Election dates will be set immediately so that every Nova Scotian knows the timeline upon which they will be able to exercise their ultimate right of holding this government and every subsequent government to account.

This session will see the creation of fixed election dates in Nova Scotia.

La date des élections sera établie immédiatement pour que tous les gens de la Nouvelle-Écosse connaissent l’horaire selon lequel ils pourront exercer leur droit absolu de demander des comptes à ce gouvernement et à tout gouvernement subséquent. L’établissement d’une date fixe pour les élections en Nouvelle-Écosse aura lieu au courant de la présente session.
Finally, much has been written about our freedom of information laws and the lack of effectiveness of our current laws. While stronger privacy laws may be uncomfortable for the government, discomfort is warranted if it means holding the government to a higher standard. For us, this means providing those protections to Nova Scotians and walking the walk.


It is time for Nova Scotia to move forward with solutions that work for Nova Scotians. It’s time to embrace what is possible for healthcare, for our economy, and for our future.

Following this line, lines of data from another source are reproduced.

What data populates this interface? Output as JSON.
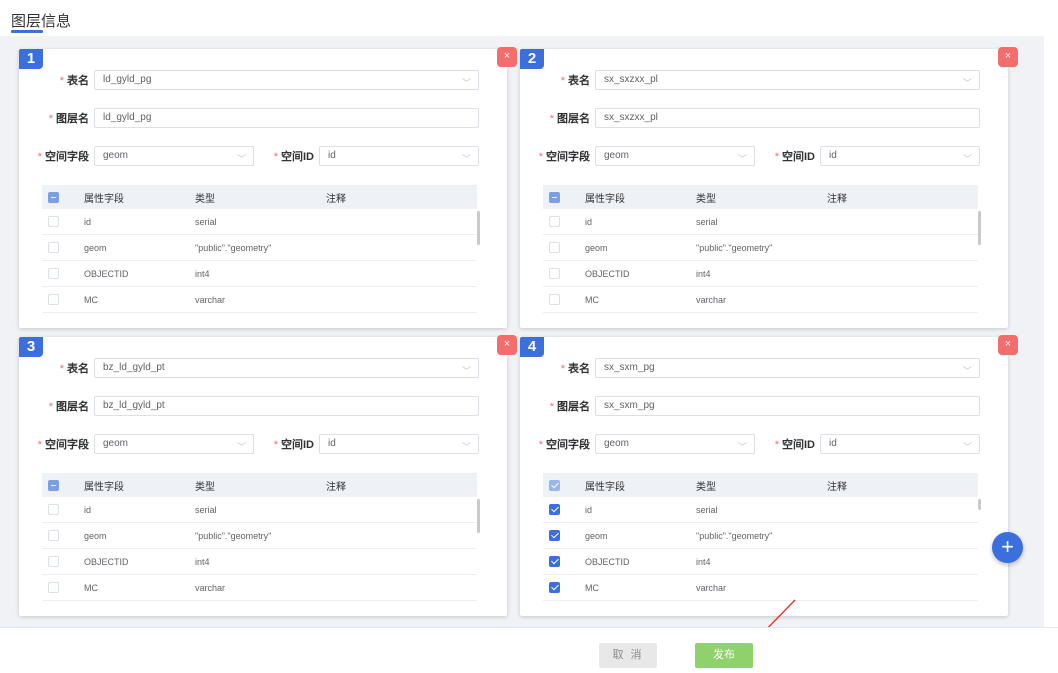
{
  "page": {
    "title": "图层信息"
  },
  "labels": {
    "table_name": "表名",
    "layer_name": "图层名",
    "spatial_field": "空间字段",
    "spatial_id": "空间ID",
    "required_mark": "*",
    "col_attr": "属性字段",
    "col_type": "类型",
    "col_note": "注释",
    "close_icon": "×",
    "chevron_icon": "﹀"
  },
  "cards": [
    {
      "num": "1",
      "table_name": "ld_gyld_pg",
      "layer_name": "ld_gyld_pg",
      "spatial_field": "geom",
      "spatial_id": "id",
      "header_check": "indeterminate",
      "rows": [
        {
          "field": "id",
          "type": "serial",
          "note": "",
          "checked": false
        },
        {
          "field": "geom",
          "type": "\"public\".\"geometry\"",
          "note": "",
          "checked": false
        },
        {
          "field": "OBJECTID",
          "type": "int4",
          "note": "",
          "checked": false
        },
        {
          "field": "MC",
          "type": "varchar",
          "note": "",
          "checked": false
        }
      ]
    },
    {
      "num": "2",
      "table_name": "sx_sxzxx_pl",
      "layer_name": "sx_sxzxx_pl",
      "spatial_field": "geom",
      "spatial_id": "id",
      "header_check": "indeterminate",
      "rows": [
        {
          "field": "id",
          "type": "serial",
          "note": "",
          "checked": false
        },
        {
          "field": "geom",
          "type": "\"public\".\"geometry\"",
          "note": "",
          "checked": false
        },
        {
          "field": "OBJECTID",
          "type": "int4",
          "note": "",
          "checked": false
        },
        {
          "field": "MC",
          "type": "varchar",
          "note": "",
          "checked": false
        }
      ]
    },
    {
      "num": "3",
      "table_name": "bz_ld_gyld_pt",
      "layer_name": "bz_ld_gyld_pt",
      "spatial_field": "geom",
      "spatial_id": "id",
      "header_check": "indeterminate",
      "rows": [
        {
          "field": "id",
          "type": "serial",
          "note": "",
          "checked": false
        },
        {
          "field": "geom",
          "type": "\"public\".\"geometry\"",
          "note": "",
          "checked": false
        },
        {
          "field": "OBJECTID",
          "type": "int4",
          "note": "",
          "checked": false
        },
        {
          "field": "MC",
          "type": "varchar",
          "note": "",
          "checked": false
        }
      ]
    },
    {
      "num": "4",
      "table_name": "sx_sxm_pg",
      "layer_name": "sx_sxm_pg",
      "spatial_field": "geom",
      "spatial_id": "id",
      "header_check": "checked",
      "rows": [
        {
          "field": "id",
          "type": "serial",
          "note": "",
          "checked": true
        },
        {
          "field": "geom",
          "type": "\"public\".\"geometry\"",
          "note": "",
          "checked": true
        },
        {
          "field": "OBJECTID",
          "type": "int4",
          "note": "",
          "checked": true
        },
        {
          "field": "MC",
          "type": "varchar",
          "note": "",
          "checked": true
        }
      ]
    }
  ],
  "fab": {
    "icon": "+"
  },
  "footer": {
    "cancel_label": "取 消",
    "publish_label": "发布"
  },
  "colors": {
    "primary": "#3b6fdc",
    "danger": "#f56c6c",
    "success": "#8fd16a",
    "arrow": "#e8332a"
  }
}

We know Nova Scotians share the hope that we have for our beautiful province and its potential.

Nova Scotians are right to expect that we all live up to the highest standard.

We resolve to give everything we have to make life better for you.

But — if we work together — we can get the job done much quicker.

We can put Nova Scotians on the path to financial sustainability AND fix healthcare.

We can support our traditional industries AND build an environment plan that fights climate change.

We can make our province a magnet for doctors, investors, and tourists alike, and remain proud of our traditions and our heritage.

No matter how long you’ve lived here. No matter the colour of your skin, your gender, who you love, the language you speak, or how you pray, our government will listen to you, will respect you, and will do everything in our power to make access to healthcare better and your life more affordable.

We have worked so hard. But the work is just getting started. There will be some tough decisions ahead.

But today, we can have optimism. We can have hope. Hope that healthcare will get better. And hope that tomorrow will be better than today.

God Bless Nova Scotia, God Bless Canada, God Save the Queen.